Arizona Sen. Jeff Flake (R) criticized Supreme Court nominee Brett Kavanaugh’s testimony to the Senate Judiciary Committee last week, but said he is waiting to hear from the FBI before making a decision on whether to confirm him.
“I just hope that we find fact. I have an open mind, just like I had in the hearings, and we’ll see what they come back with, I don’t want to prejudge it,” he said at an event on Tuesday hosted by the left-leaning outlet The Atlantic.
Flake told the outlet over the weekend that he was planning to confirm Kavanaugh unless the FBI finds something. “Yes. I’m a conservative. He’s a conservative. I plan to support him unless they turn up something—and they might,” he had said.

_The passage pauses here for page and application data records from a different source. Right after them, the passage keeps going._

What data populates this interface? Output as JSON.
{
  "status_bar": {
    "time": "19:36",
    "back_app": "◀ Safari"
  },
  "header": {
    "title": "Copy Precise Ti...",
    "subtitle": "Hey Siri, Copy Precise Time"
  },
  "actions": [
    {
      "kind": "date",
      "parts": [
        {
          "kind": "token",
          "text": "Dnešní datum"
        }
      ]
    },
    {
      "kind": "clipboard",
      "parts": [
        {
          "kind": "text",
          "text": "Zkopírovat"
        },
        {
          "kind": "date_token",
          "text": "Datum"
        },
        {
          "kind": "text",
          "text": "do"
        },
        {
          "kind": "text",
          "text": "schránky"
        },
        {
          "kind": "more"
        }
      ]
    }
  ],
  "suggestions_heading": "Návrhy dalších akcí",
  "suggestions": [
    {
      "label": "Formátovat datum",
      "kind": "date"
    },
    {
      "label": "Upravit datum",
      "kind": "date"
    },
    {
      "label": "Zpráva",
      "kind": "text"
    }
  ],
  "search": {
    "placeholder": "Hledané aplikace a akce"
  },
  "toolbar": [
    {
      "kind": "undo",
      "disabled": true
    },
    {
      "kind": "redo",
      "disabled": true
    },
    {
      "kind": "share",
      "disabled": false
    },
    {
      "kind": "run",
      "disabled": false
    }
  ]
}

The Senate is poised to vote on Kavanaugh’s confirmation, after the conclusion of a one-week investigation by the FBI on allegations of sexual misconduct made against the nominee.
But Flake caused confusion Tuesday after he said Kavanaugh’s testimony to the Senate Judiciary Committee last week was “sharp and partisan” and “we can’t have that on the court.”
“I was very troubled by the tone of the, of the remarks. The initial, uh, defense that Judge Kavanaugh gave was something like I told my wife, ‘I hope that I would sound that indignant if I were, uh, if I felt that I was unjustly, you know, maligned,'” he said.
“But then it went on, and the interaction with the members was sharp and partisan, and that concerns me, and I tell myself, ‘Give a little leeway because of what he’s been through.’ But, on the other hand, we can’t have this on the court. We simply can’t,” he added.
Flake appeared to disavow those comments moments after walking off stage, according to a reporter from The Atlantic, who said she asked him if his comments meant he would not vote to confirm Kavanaugh even if the FBI found nothing to corroborate sexual misconduct allegations made against him.
“I didn’t say that …” Flake told the reporter. “I wasn’t referring to him.”
Senate Majority Leader Mitch McConnell (R-KY) postponed a vote to confirm Kavanaugh to this week, after Flake supported advancing his nomination to the full Senate on the condition the FBI would be given one week to look into the allegations.
Flake said the FBI’s investigation would be limited in time and scope, only to the two “credible” allegations against Kavanaugh, but he also said he hoped the FBI would follow up on any leads from their initial interviews.
During the event on Tuesday, where he spoke next to his good friend Sen. Chris Coons (D-DE), he rued the partisanship of today’s politics, and said he hoped to stay involved after he leaves the Senate in November.